Map of Direct Citations in the Bible
What Scriptures were most influential to the writers of the Bible? Who cited whom? Which writers were most schooled in Scripture? Which Gospel writer referred the most to other Scriptures? How big a role did Revelation play in their thinking and teaching? How about Genesis and Job? How are the parts of the Bible connected? Which books appear to have been written at the same time?
From God To Us Revised and Expanded: How We Got Our Bible by Norman Geisler and William Nix is a foundational text for those interested in the topic, and I can highly recommend pretty much anything by Dr. Geisler (more on that in a future post).

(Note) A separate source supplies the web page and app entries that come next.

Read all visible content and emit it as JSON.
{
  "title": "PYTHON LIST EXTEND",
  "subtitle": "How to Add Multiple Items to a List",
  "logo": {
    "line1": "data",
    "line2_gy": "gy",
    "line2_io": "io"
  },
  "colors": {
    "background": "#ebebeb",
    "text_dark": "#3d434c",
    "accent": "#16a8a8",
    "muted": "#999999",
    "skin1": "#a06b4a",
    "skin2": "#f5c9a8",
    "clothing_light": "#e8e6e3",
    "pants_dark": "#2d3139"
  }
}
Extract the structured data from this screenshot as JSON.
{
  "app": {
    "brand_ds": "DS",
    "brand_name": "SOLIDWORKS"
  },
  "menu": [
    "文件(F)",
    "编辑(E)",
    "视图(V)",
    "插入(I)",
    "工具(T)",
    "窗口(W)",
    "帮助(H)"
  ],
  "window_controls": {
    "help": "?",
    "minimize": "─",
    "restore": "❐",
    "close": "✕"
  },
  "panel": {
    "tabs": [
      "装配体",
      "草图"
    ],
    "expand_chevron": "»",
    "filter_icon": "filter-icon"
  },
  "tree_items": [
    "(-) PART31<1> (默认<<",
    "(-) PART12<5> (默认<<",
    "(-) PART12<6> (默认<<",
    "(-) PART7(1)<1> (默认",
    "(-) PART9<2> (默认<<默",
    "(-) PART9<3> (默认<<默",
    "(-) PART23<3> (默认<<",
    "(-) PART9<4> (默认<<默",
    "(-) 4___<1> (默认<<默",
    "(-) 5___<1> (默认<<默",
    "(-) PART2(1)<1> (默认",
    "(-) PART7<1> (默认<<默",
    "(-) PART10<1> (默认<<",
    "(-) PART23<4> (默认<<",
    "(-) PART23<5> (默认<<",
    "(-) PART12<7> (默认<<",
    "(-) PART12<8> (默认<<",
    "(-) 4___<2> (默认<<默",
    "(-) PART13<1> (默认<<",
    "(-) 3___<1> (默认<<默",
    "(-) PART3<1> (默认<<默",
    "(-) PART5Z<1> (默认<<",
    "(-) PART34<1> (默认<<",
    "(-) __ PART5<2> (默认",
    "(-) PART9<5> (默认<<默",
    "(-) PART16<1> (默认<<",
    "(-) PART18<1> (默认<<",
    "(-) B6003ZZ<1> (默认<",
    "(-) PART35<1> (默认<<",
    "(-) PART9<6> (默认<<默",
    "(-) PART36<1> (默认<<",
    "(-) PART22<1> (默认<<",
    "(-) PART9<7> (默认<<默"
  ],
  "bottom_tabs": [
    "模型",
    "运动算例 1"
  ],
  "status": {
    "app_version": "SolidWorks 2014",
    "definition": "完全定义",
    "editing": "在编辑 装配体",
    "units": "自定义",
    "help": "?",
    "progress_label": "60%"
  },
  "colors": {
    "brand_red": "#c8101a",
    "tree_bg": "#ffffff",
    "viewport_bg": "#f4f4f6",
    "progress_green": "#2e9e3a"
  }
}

“Jesus and New Testament writers amply illustrate their belief in the full and complete inspiration of the Old Testament by quoting from every part of the Scriptures as authoritative, including some of its most disputed teachings. The creation of Adam and Eve (Matt. 19:4–6), the destruction of the world by a flood, the miracle of Jonah and the great fish (Matt. 12:39–40), and many other incidents are quoted authoritatively by Jesus. No part of Sacred Writ claims less than full and complete authority. Biblical inspiration is plenary.”
Geisler, Norman L.; Nix, William E. From God To Us Revised and Expanded: How We Got Our Bible. Moody Publishers.
“I may not be a trained speaker, but I do have knowledge.”
2 Corinthians 11:6, NIV
We can take a clue from one of the most influential and effective writers who ever lived—knowledge is important.
I’m generally a proponent of the big-thoughts-small-words school of thinking, but have recently been impressed by an apologetics ministry called Reasons To Believe. They offer apologetics courses, which you can read about here. If you are interested in apologetics, please consider giving their courses a go. I’m planning on taking their course entitled Creation and the Bible, which starts March 26, 2012. You can read about their distance learning approach at the Reasons Institute web page.
Hope to see you in class!
This video ties archaeology and history to Matthew 17, and provides some context for the turmoil that surrounds Jerusalem—substantially predating the first century and continuing to this day.
Check out the links at the end of this post. The Biblical Archaeology Review (BAR) is a fascinating resource that will engage your imagination and help you see the Bible.
Credits & Sources:
Day of Discovery More Than a Miracle
Gates of the Old City of Jerusalem
Golden Gate (Jerusalem)
Map of Jerusalem in the Time of Jesus
Biblical Archaeology Review
Where Jesus Walked DVD (Biblical Archaeology Review)
The core teachings of Jesus Christ are recorded in Matthew’s account of the Sermon on the Mount. This video is an experiment, using the Glo Bible and other online resources to build upon Dick Woodward’s Mini Bible College lessons. Dick has some unique views on the context and content of Jesus’ formative teaching.